The Royal LePage First-time Recreational Purchase Survey polled 277 Royal LePage real estate advisors from across Canada, between June 15, 2021, and June 18, 2021. Each respondent was asked to complete an online survey composed of five questions regarding the recreational property market as it pertains to first-time buyers.

About Royal LePage

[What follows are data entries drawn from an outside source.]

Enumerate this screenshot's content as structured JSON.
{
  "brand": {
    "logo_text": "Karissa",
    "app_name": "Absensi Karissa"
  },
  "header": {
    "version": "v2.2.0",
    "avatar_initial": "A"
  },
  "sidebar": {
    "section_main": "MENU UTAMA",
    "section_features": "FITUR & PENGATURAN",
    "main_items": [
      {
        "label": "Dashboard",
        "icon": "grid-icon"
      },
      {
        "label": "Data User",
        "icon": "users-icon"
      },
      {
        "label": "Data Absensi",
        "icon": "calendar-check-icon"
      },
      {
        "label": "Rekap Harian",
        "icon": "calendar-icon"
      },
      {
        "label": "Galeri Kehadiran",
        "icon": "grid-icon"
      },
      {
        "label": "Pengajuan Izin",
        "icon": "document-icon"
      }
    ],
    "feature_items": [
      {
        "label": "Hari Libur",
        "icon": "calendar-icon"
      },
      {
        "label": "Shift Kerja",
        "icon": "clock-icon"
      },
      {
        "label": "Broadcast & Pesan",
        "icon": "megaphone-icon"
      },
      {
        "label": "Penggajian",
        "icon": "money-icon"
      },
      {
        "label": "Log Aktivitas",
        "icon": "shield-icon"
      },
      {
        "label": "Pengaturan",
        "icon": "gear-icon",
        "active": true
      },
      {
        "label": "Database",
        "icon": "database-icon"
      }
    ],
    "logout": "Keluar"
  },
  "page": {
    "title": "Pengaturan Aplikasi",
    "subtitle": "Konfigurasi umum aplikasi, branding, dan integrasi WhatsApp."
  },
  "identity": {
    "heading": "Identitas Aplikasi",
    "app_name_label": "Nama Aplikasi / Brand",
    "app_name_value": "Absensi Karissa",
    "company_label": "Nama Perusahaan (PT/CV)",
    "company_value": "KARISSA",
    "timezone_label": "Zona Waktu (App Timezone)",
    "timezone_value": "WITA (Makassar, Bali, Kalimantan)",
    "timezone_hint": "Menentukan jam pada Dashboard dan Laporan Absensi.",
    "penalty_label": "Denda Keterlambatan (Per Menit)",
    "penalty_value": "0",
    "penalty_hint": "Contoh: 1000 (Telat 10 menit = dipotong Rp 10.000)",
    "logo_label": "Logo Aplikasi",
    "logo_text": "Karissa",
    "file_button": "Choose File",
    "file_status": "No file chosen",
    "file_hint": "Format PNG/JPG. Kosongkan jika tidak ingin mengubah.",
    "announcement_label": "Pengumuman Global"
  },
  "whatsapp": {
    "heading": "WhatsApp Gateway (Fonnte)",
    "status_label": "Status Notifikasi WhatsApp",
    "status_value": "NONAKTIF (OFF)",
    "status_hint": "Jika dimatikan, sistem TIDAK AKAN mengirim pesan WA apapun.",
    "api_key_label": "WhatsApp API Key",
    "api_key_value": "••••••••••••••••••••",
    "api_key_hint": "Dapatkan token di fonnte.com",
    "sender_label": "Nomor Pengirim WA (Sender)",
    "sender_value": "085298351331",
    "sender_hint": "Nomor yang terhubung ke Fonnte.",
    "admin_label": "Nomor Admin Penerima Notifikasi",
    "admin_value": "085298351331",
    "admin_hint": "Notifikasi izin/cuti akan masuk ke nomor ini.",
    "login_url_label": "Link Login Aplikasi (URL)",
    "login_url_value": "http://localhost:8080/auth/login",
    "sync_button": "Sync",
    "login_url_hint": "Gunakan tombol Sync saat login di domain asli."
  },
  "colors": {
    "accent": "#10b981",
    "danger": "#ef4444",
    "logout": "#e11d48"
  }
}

Serving Canadians since 1913, Royal LePage is the country’s leading provider of services to real estate brokerages, with a network of over 18,000 real estate professionals in over 600 locations nationwide. Royal LePage is the only Canadian real estate company to have its own charitable foundation, the Royal LePage Shelter Foundation, dedicated to supporting women’s and children’s shelters and educational programs aimed at ending domestic violence. Royal LePage is a Bridgemarq Real Estate Services Inc. company, a TSX-listed corporation trading under the symbol TSX:BRE. For more information, please visit www.royallepage.ca.

For further information, please contact:

Meghan Edwards
North Strategic on behalf of Royal LePage
(416) 300-5720

[1] Royal LePage: Canadian recreational house prices forecast to increase 15% in 2021 rlp.ca/2021springrecreationalpropertyreport